If you are going to try out barefoot running, or running with minimal footwear, then it is important that you do it correctly to avoid injury. Some tips include:
- It might be a good idea to just go barefoot at home, or as you do your day-to-day activities, to accustom your body to the lack of protection and support.
- Start slowly – if you normally go 3 miles each time you run, do only the last ½ mile barefoot.
- Slowly (and I do mean slowly) add distance or time to your routine, so that you do not shock the body and cause an injury. Taking a month or more to transition to barefoot is a minimum, in my opinion.
- Stop at the first sign of pain!
- When running barefoot pay special attention to lifting your feet off the ground as opposed to throwing your feet into the ground in front of you. Run “lightly” without plodding or slamming the foot down.
- You might notice yourself taking shorter strides – this is normal.
- Be aware of how your entire body feels after running barefoot – that mans the soles of your feet, your ankles, your knees, your hips and low back, and anything else that feels different.
If you don’t get into barefoot running slowly, you may very well get sidelined by an injury that will make running – with or without shoes – painful and difficult. Some possible injuries include:
- Pain in the calf or Achilles tendon – because shoes raise the heel off the ground a bit this chronically shortens the calf muscles, and when running barefoot this can overstretch this muscle before it learns to become more stretched naturally. Achilles and calf problems can then lead to…
- Plantar fasciitis – pain at the sole of the foot that is worse when stretched, or worse n the morning when you first step out of bed.
- Soreness on the topside of the foot – likely from shifting conditions of muscles, bones and joints in the feet as you get used to running without shoes.
- Bruising or other injuries from pebbles or other things you may step on.
- Sprained ankles – keeping your ankles surrounded by padding is good for preventing sprains, but is bad for developing neuromuscular control of the ankle, so transitioning too quickly to non-traditional footwear may lead to sprains if you aren’t careful.
- Stress fractures – some people have reported getting stress fractures in their foot bones from jumping into barefoot running without proper preparation.

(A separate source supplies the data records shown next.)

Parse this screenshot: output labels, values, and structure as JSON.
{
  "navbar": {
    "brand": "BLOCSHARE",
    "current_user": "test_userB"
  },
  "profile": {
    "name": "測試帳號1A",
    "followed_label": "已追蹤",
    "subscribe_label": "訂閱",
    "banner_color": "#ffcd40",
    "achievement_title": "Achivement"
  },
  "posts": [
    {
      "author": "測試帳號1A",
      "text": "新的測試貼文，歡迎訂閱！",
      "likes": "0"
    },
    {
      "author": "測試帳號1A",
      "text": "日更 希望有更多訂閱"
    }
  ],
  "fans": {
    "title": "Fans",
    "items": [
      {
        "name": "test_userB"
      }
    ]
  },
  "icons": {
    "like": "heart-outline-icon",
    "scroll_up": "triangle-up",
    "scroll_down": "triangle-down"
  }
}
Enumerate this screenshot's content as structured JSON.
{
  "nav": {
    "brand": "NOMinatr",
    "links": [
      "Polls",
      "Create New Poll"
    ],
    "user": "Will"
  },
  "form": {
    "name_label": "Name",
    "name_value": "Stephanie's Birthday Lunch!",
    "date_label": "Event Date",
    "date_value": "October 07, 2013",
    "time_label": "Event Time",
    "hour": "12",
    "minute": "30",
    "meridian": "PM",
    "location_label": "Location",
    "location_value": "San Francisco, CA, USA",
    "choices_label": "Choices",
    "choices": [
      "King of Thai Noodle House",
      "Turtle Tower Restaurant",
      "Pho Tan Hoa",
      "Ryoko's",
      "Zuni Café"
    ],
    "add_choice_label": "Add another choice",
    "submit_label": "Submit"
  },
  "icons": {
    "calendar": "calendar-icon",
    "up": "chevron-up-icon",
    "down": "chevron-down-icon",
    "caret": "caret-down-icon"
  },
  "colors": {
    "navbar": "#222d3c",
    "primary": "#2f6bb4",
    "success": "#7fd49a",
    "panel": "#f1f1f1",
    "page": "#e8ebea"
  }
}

So, to summarize, running barefoot can be a great way to strengthen your feet and legs and to develop the small muscles of your feet. This can benefit your entire body by providing a more stable base and by decreasing wear and tear on your knees and other joints. It also carries risk, though, because you must ease into this new style of running slowly and deliberately, being mindful of pain and always listening to your body as it adapts to the world of barefoot running.
At Park Bench Chiropractic we adjust the spine first and foremost, but we also pay attention to the joints of your arms and legs – including ankles, knees, hips, shoulders, elbows, and wrists. Before you transition to less footwear, or throughout that transition, we encourage you to come in and have either Dr. Matt or Dr. Rob evaluate your lower extremity for joint imbalances that could make it more difficult for you to make the change, or to see if the change is even something that is right for you.
Feel free to call or stop by Park Bench Chiropractic if you want to talk about this with one of the doctors.